| Source material |

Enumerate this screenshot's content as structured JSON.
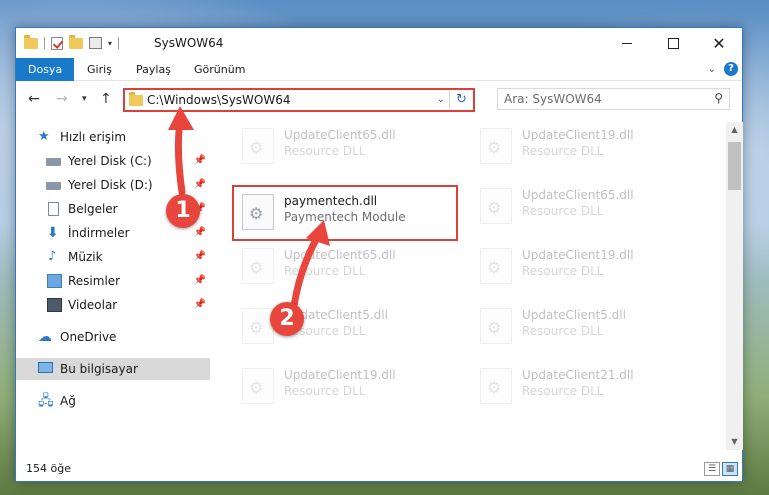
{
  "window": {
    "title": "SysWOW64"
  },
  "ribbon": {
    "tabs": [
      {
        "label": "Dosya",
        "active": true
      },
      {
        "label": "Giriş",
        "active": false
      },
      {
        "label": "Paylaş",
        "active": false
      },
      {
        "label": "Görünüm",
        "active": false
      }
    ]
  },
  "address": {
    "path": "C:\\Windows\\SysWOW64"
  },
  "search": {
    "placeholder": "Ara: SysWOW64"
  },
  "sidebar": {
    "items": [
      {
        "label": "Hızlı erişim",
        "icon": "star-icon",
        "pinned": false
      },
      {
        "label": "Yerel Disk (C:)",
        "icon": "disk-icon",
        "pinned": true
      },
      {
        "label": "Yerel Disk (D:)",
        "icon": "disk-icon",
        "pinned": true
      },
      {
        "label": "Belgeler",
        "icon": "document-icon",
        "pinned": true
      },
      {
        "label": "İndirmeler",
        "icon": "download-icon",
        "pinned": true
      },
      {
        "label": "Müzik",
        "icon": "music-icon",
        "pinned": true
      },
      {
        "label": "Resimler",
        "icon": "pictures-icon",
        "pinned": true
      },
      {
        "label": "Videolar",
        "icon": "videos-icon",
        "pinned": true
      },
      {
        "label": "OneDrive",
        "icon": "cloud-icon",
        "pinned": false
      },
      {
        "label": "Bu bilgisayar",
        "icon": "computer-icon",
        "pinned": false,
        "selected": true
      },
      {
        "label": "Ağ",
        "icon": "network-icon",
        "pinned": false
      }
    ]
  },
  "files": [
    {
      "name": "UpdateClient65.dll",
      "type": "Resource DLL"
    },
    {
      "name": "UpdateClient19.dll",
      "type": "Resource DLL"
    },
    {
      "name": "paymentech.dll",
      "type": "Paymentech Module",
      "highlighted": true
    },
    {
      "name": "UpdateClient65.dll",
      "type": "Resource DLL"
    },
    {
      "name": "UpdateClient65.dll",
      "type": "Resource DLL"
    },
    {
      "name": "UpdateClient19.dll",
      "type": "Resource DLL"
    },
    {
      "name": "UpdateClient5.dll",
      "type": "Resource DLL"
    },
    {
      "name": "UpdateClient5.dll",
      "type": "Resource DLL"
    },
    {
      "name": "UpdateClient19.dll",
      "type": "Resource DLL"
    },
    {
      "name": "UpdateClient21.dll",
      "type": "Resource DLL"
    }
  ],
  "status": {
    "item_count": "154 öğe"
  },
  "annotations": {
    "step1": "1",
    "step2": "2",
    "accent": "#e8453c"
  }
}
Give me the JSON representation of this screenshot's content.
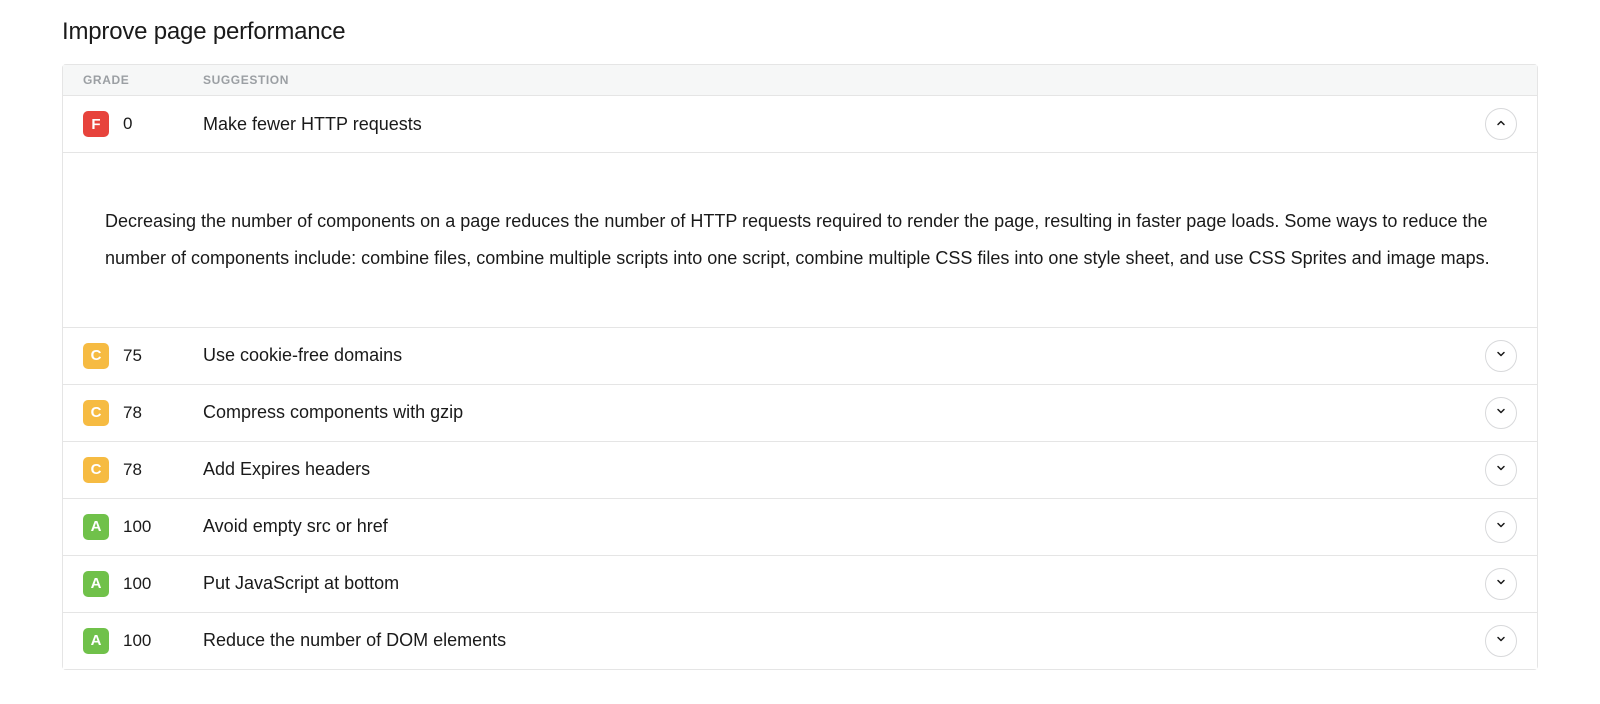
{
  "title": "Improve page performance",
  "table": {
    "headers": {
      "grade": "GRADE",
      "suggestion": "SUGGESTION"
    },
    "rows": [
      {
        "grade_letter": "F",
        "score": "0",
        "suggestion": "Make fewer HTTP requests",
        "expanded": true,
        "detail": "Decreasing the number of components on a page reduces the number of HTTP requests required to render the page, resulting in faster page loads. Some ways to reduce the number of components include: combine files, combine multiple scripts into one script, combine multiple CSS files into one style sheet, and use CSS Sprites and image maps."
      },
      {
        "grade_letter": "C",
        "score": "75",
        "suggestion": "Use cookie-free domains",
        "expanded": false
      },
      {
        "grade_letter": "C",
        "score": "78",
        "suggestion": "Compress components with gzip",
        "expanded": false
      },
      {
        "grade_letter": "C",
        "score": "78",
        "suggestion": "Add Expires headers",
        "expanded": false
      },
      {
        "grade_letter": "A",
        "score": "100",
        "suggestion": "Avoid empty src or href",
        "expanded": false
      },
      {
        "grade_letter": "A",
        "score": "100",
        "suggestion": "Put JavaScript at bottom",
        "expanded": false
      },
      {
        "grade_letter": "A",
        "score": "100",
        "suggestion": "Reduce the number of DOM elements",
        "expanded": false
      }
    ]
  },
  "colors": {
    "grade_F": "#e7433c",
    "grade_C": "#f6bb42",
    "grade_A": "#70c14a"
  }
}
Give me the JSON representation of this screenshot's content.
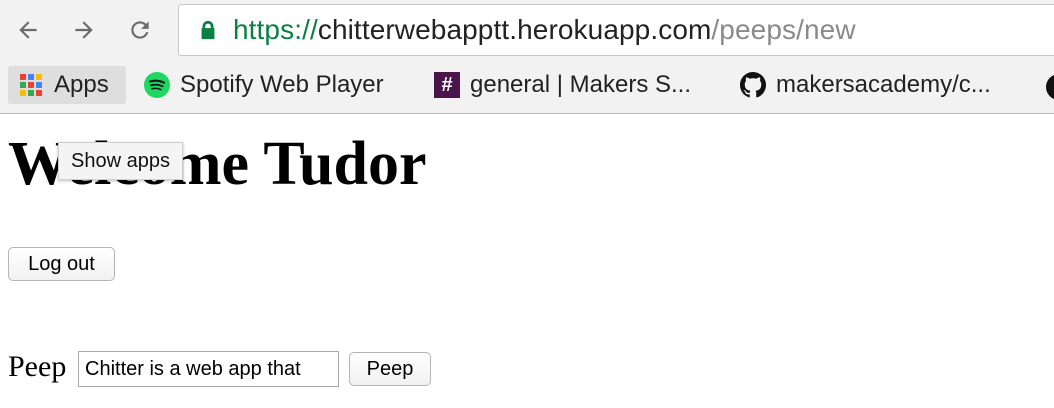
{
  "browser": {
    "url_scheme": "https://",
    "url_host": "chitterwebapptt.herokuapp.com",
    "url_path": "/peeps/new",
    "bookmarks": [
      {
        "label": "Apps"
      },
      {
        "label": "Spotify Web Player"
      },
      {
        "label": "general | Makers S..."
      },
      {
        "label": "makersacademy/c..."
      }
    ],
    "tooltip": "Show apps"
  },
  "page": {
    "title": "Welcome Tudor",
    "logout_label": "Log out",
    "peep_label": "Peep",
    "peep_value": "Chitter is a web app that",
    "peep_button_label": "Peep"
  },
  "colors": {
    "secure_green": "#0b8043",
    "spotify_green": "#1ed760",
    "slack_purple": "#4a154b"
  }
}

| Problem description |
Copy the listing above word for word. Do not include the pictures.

| Task solution |
Enumerate this screenshot's content as structured JSON.
{
  "window": {
    "title": "SysWOW64"
  },
  "ribbon": {
    "tabs": [
      {
        "label": "Dosya",
        "active": true
      },
      {
        "label": "Giriş",
        "active": false
      },
      {
        "label": "Paylaş",
        "active": false
      },
      {
        "label": "Görünüm",
        "active": false
      }
    ]
  },
  "address": {
    "path": "C:\\Windows\\SysWOW64"
  },
  "search": {
    "placeholder": "Ara: SysWOW64"
  },
  "sidebar": {
    "items": [
      {
        "label": "Hızlı erişim",
        "icon": "star-icon",
        "pinned": false
      },
      {
        "label": "Yerel Disk (C:)",
        "icon": "disk-icon",
        "pinned": true
      },
      {
        "label": "Yerel Disk (D:)",
        "icon": "disk-icon",
        "pinned": true
      },
      {
        "label": "Belgeler",
        "icon": "document-icon",
        "pinned": true
      },
      {
        "label": "İndirmeler",
        "icon": "download-icon",
        "pinned": true
      },
      {
        "label": "Müzik",
        "icon": "music-icon",
        "pinned": true
      },
      {
        "label": "Resimler",
        "icon": "pictures-icon",
        "pinned": true
      },
      {
        "label": "Videolar",
        "icon": "videos-icon",
        "pinned": true
      },
      {
        "label": "OneDrive",
        "icon": "cloud-icon",
        "pinned": false
      },
      {
        "label": "Bu bilgisayar",
        "icon": "computer-icon",
        "pinned": false,
        "selected": true
      },
      {
        "label": "Ağ",
        "icon": "network-icon",
        "pinned": false
      }
    ]
  },
  "files": [
    {
      "name": "UpdateClient65.dll",
      "type": "Resource DLL"
    },
    {
      "name": "UpdateClient19.dll",
      "type": "Resource DLL"
    },
    {
      "name": "paymentech.dll",
      "type": "Paymentech Module",
      "highlighted": true
    },
    {
      "name": "UpdateClient65.dll",
      "type": "Resource DLL"
    },
    {
      "name": "UpdateClient65.dll",
      "type": "Resource DLL"
    },
    {
      "name": "UpdateClient19.dll",
      "type": "Resource DLL"
    },
    {
      "name": "UpdateClient5.dll",
      "type": "Resource DLL"
    },
    {
      "name": "UpdateClient5.dll",
      "type": "Resource DLL"
    },
    {
      "name": "UpdateClient19.dll",
      "type": "Resource DLL"
    },
    {
      "name": "UpdateClient21.dll",
      "type": "Resource DLL"
    }
  ],
  "status": {
    "item_count": "154 öğe"
  },
  "annotations": {
    "step1": "1",
    "step2": "2",
    "accent": "#e8453c"
  }
}
Give me the JSON representation of this screenshot's content.
{
  "title": "Improve page performance",
  "table": {
    "headers": {
      "grade": "GRADE",
      "suggestion": "SUGGESTION"
    },
    "rows": [
      {
        "grade_letter": "F",
        "score": "0",
        "suggestion": "Make fewer HTTP requests",
        "expanded": true,
        "detail": "Decreasing the number of components on a page reduces the number of HTTP requests required to render the page, resulting in faster page loads. Some ways to reduce the number of components include: combine files, combine multiple scripts into one script, combine multiple CSS files into one style sheet, and use CSS Sprites and image maps."
      },
      {
        "grade_letter": "C",
        "score": "75",
        "suggestion": "Use cookie-free domains",
        "expanded": false
      },
      {
        "grade_letter": "C",
        "score": "78",
        "suggestion": "Compress components with gzip",
        "expanded": false
      },
      {
        "grade_letter": "C",
        "score": "78",
        "suggestion": "Add Expires headers",
        "expanded": false
      },
      {
        "grade_letter": "A",
        "score": "100",
        "suggestion": "Avoid empty src or href",
        "expanded": false
      },
      {
        "grade_letter": "A",
        "score": "100",
        "suggestion": "Put JavaScript at bottom",
        "expanded": false
      },
      {
        "grade_letter": "A",
        "score": "100",
        "suggestion": "Reduce the number of DOM elements",
        "expanded": false
      }
    ]
  },
  "colors": {
    "grade_F": "#e7433c",
    "grade_C": "#f6bb42",
    "grade_A": "#70c14a"
  }
}
Give me the JSON representation of this screenshot's content.
{
  "browser": {
    "url_scheme": "https://",
    "url_host": "chitterwebapptt.herokuapp.com",
    "url_path": "/peeps/new",
    "bookmarks": [
      {
        "label": "Apps"
      },
      {
        "label": "Spotify Web Player"
      },
      {
        "label": "general | Makers S..."
      },
      {
        "label": "makersacademy/c..."
      }
    ],
    "tooltip": "Show apps"
  },
  "page": {
    "title": "Welcome Tudor",
    "logout_label": "Log out",
    "peep_label": "Peep",
    "peep_value": "Chitter is a web app that",
    "peep_button_label": "Peep"
  },
  "colors": {
    "secure_green": "#0b8043",
    "spotify_green": "#1ed760",
    "slack_purple": "#4a154b"
  }
}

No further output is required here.